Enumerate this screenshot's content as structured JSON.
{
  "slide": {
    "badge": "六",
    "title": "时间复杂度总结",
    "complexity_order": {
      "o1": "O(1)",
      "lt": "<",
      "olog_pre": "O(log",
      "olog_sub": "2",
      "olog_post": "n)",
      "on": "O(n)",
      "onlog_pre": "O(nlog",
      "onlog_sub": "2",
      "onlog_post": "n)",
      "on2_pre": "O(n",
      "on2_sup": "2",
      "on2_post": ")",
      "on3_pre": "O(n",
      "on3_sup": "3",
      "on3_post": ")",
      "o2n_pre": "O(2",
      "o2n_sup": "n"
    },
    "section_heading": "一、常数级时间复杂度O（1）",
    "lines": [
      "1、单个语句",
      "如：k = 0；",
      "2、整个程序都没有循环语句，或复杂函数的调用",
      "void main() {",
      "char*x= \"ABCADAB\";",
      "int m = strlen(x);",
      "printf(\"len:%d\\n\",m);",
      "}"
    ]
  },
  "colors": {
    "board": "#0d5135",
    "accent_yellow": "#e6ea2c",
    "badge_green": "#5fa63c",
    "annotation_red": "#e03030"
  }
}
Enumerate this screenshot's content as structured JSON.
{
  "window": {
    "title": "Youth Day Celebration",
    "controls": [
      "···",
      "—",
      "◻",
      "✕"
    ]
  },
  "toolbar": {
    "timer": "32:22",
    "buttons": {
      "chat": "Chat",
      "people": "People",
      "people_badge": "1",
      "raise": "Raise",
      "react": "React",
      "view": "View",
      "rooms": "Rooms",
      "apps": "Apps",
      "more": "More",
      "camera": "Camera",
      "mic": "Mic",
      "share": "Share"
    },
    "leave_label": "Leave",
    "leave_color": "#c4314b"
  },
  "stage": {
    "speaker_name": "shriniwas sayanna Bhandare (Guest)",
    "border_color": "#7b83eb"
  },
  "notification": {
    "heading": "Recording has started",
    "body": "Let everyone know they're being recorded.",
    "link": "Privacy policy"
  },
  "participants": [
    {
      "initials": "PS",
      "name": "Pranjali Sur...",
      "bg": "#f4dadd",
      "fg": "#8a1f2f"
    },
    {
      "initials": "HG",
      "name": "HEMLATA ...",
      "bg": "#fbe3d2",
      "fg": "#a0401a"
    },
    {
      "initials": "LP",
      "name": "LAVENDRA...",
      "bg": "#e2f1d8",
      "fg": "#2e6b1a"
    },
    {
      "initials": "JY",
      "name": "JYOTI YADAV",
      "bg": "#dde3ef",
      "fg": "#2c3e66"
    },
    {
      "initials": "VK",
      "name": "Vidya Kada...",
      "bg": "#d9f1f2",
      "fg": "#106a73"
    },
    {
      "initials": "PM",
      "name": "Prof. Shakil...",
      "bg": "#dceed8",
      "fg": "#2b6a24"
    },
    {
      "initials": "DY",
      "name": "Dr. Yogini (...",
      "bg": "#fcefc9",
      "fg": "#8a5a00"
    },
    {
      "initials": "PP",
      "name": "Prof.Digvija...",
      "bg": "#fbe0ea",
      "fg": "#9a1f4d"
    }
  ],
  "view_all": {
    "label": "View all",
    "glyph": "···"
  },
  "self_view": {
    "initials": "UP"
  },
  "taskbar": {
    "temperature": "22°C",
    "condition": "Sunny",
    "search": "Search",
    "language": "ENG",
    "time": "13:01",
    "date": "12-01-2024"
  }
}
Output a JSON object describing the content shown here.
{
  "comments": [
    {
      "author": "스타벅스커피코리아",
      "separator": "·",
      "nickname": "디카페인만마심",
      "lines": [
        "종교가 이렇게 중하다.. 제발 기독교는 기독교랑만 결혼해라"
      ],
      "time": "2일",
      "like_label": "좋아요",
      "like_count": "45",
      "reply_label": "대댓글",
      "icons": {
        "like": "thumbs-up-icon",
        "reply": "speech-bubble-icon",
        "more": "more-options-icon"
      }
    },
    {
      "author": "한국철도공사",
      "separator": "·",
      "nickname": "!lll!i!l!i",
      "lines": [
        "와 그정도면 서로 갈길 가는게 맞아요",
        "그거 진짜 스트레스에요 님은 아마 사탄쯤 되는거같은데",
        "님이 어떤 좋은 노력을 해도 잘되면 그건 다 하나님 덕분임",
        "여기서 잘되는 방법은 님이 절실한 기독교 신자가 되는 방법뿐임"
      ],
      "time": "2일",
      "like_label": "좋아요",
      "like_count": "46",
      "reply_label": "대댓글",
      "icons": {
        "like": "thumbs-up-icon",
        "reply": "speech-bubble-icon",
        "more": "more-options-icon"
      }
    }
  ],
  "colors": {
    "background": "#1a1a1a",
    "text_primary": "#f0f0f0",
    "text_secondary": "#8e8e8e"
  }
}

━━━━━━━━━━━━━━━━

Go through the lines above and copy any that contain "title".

    "title": "时间复杂度总结",
    "title": "Youth Day Celebration",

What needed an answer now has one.